I owned a S939 (Socket 939) AMD Athlon64 X2 4800+ rig and felt that "need" coming on again... "Must... fold... FASTER!" So, I looked to the fastest AMD X2 processor AMD made... the AM2 6000+!

But while I was researching the costs, I was over at NewEgg and saw the Intel Core 2 Quad Q6600 for *UNDER* $300!!! A quad-core CPU that wasn't $500-$1000? Impossible! So I began researching that option and found out from various reviews and tests that the Q6600 (and particularly the G0 SLACR revision), beat the X2 6000+ by a significant margin. In folding, better and faster is all that matters. Brands are irrelevant. And, since the Q6600 runs cooler than the X2 6000+, I'd be saving money on electricity, too!

So I sold my X2 4800+ rig and jumped brands. And, let me tell you this... unless AMD can make their own "Core 2 Quad", I will be going with Intel/nVidia from now on.

From what I've read thus far, AMD is losing their edge (well, they already lost it against the Core 2 Duo, but...) and to have them coming out with a TriCore processor looks to be simply an act of desparation on their part.

AnandTech is where I keep up-to-date on all the latest AMD/Intel goings-on. Now... if only Intel would come out with a dual LGA775 socket motherboard, that supported the Core 2 Quad...

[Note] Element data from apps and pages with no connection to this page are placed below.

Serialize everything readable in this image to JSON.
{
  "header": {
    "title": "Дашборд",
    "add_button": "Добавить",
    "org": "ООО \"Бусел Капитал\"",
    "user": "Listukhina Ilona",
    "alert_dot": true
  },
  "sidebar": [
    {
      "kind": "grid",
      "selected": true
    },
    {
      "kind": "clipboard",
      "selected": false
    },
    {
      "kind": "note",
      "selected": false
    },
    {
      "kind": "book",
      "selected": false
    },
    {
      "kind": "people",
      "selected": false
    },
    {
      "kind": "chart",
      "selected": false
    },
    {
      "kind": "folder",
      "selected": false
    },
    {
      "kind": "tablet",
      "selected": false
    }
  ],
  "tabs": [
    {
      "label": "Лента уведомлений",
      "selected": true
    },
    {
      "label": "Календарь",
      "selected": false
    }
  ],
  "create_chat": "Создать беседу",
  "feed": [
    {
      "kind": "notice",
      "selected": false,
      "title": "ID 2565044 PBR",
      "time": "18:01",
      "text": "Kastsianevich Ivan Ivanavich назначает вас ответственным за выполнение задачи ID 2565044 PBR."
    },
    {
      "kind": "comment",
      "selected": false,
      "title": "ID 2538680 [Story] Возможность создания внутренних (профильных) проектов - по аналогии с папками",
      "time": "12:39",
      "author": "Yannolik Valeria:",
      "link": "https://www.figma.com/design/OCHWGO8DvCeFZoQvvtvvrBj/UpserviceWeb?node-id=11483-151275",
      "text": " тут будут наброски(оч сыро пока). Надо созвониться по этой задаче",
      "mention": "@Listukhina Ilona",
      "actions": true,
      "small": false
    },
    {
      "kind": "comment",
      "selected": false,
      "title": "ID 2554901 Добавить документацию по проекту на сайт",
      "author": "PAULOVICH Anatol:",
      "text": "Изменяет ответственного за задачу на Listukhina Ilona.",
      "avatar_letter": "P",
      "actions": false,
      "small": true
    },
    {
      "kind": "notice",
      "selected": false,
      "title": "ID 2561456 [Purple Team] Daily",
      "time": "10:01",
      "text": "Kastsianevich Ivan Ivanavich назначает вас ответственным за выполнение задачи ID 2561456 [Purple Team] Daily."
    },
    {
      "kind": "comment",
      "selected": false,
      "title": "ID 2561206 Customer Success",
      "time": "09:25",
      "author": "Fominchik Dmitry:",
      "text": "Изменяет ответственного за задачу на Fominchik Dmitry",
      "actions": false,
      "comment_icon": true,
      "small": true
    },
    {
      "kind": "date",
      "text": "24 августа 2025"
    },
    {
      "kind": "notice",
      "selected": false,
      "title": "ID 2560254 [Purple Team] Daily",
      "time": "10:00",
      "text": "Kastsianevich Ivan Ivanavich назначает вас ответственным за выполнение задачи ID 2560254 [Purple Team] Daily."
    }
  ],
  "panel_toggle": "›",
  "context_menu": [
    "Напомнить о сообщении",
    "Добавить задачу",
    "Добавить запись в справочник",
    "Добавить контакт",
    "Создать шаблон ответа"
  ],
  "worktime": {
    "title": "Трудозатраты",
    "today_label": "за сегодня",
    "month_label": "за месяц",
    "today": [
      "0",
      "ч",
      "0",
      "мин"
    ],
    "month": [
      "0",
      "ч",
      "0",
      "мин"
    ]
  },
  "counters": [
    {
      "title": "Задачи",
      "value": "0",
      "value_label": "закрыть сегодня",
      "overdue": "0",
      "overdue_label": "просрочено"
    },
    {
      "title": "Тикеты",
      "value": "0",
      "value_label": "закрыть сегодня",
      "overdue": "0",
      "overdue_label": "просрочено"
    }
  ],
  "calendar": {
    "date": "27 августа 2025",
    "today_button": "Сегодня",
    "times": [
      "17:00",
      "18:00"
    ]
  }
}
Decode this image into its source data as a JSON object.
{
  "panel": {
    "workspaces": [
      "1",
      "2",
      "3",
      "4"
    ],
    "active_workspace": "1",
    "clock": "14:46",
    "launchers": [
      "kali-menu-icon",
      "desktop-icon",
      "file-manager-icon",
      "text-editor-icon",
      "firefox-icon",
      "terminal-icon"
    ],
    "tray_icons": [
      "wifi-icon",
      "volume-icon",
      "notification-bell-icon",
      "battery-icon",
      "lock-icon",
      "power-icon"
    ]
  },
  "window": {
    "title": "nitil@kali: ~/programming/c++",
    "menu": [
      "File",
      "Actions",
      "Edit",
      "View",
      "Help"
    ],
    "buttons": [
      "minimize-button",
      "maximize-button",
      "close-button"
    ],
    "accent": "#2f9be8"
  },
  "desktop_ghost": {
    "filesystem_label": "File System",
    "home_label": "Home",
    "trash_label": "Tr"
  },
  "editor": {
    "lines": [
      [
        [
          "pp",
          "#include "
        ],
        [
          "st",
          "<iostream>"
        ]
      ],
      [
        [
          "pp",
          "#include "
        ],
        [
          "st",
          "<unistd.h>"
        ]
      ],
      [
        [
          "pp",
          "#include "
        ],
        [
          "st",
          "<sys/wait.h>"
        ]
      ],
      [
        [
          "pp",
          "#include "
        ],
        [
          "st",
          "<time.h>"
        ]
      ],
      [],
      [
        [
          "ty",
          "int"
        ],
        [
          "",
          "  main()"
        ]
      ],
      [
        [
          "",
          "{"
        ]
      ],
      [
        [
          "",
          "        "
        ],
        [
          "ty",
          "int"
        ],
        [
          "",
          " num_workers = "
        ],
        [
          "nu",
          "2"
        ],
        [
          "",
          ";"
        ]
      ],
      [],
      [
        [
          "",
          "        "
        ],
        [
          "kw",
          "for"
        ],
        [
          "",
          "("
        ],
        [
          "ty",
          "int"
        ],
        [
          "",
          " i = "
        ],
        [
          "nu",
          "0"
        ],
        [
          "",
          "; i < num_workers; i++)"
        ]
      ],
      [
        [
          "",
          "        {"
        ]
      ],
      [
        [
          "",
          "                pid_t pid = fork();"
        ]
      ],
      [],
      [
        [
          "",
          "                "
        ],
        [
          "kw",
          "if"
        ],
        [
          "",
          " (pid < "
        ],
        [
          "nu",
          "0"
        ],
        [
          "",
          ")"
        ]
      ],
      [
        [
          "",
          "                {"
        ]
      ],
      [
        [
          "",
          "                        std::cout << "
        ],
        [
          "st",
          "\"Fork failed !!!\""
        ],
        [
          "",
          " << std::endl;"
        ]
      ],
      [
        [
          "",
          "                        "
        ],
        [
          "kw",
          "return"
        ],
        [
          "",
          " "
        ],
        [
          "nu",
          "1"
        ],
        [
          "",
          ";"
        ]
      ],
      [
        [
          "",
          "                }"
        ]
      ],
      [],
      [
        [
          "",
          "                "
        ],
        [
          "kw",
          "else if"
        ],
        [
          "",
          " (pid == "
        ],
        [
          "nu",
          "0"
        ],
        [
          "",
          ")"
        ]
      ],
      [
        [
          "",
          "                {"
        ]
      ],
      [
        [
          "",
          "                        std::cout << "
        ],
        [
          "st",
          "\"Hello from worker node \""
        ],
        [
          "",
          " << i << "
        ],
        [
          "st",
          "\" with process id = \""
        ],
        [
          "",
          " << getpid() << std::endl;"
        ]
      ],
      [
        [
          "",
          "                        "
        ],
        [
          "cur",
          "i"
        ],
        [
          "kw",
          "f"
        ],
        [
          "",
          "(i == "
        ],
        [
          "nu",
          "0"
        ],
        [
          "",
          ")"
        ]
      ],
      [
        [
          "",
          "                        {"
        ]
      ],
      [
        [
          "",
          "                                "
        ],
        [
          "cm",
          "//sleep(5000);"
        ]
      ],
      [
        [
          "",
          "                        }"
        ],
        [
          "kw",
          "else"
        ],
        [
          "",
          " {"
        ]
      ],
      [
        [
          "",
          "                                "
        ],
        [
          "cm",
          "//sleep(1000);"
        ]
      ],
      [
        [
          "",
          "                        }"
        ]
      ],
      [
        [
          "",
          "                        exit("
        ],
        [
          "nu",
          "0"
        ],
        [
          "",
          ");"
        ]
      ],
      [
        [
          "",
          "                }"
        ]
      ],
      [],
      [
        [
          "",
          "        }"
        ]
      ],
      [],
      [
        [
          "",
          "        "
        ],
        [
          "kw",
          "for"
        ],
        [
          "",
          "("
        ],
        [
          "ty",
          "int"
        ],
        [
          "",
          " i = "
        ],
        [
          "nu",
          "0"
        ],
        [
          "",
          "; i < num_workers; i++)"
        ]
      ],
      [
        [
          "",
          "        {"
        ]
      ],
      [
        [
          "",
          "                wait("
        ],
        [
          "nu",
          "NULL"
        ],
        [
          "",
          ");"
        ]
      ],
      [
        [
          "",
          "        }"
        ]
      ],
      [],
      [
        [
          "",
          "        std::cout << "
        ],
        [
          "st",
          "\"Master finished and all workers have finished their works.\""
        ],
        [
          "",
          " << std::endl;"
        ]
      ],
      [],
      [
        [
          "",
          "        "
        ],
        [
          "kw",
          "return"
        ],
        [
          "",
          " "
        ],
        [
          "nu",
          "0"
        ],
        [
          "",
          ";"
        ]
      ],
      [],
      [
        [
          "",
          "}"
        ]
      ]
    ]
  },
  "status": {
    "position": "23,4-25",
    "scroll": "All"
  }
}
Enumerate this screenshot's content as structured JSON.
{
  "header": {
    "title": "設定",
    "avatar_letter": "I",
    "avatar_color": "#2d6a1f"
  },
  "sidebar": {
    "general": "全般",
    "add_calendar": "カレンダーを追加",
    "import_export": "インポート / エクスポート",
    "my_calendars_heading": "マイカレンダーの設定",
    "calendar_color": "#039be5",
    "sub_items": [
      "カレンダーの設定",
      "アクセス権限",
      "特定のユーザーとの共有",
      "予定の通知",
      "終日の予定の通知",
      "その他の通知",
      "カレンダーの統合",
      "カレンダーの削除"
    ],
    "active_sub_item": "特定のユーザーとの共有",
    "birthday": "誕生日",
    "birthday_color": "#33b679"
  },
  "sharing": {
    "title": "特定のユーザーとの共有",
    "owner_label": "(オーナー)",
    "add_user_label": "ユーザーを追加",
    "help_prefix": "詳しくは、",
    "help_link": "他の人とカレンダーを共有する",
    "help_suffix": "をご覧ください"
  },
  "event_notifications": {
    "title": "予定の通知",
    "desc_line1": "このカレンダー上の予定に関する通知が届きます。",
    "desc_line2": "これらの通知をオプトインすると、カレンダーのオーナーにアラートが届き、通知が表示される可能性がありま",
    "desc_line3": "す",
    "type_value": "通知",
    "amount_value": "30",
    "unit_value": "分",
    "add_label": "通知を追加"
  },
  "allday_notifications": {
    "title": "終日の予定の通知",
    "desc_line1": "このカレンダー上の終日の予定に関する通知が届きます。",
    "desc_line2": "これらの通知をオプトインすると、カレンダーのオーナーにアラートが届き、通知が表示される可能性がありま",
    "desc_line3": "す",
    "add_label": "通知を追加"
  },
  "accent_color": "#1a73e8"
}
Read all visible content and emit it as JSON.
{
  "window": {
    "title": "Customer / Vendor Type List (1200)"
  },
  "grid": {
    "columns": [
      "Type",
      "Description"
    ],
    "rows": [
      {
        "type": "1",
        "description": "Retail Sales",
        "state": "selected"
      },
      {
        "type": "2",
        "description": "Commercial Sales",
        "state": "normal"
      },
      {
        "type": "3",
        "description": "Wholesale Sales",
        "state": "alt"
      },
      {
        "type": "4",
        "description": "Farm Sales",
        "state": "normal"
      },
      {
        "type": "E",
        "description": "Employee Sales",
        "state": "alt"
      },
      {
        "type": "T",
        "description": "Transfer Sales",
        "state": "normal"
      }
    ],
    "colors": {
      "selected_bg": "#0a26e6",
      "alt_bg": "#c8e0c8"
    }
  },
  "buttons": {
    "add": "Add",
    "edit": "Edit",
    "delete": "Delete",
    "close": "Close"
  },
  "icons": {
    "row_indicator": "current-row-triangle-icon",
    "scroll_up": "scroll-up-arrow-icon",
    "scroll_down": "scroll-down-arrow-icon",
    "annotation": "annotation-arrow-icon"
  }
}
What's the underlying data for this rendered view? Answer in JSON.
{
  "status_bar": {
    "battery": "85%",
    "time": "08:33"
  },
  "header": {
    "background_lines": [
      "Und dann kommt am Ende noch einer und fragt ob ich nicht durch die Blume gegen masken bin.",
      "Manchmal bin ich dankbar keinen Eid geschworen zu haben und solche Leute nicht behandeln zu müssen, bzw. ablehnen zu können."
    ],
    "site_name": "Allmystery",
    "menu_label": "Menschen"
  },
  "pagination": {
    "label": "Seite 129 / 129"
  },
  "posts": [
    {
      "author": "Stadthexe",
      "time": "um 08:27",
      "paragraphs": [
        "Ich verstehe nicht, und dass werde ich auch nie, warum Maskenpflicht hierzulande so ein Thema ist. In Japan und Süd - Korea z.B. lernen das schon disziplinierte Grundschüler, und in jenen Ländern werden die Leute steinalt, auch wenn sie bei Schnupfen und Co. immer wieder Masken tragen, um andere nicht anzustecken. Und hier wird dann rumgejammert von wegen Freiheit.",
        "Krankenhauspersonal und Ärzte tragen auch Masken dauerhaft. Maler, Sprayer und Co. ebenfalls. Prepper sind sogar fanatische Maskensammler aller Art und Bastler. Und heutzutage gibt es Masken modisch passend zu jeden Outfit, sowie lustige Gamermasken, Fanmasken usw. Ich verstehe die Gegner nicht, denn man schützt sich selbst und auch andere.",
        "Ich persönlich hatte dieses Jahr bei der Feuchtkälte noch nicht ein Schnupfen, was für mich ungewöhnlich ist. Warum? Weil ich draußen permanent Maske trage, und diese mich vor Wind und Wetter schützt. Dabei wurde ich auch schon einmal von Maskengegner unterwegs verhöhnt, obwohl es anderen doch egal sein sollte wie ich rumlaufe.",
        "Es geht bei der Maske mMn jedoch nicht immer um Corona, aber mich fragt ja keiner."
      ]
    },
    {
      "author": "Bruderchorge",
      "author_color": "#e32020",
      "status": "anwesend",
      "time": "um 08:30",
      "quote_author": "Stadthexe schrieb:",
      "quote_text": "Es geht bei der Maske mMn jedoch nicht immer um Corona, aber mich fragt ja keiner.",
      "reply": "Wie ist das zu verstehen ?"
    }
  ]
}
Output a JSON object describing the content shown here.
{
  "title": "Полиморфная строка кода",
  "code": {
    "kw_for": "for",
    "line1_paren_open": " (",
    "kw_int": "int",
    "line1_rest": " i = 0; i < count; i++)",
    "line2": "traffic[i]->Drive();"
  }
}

YU-MEH!

Reply Score: 0

How about 5-1
by transputer_guy on Thu 20th Sep 2007 02:48 UTC
transputer_guy
Member since:
2005-07-08

It really might make more sense to design a 5 way core and just assume that the majority of dies have 1 dead core and ship 4 way that way. It complicates things if there is an asymmetry in the design that penalizes some combinations of faults. Now if all 5 worked, I'd still turn one off!

Reply Score: 1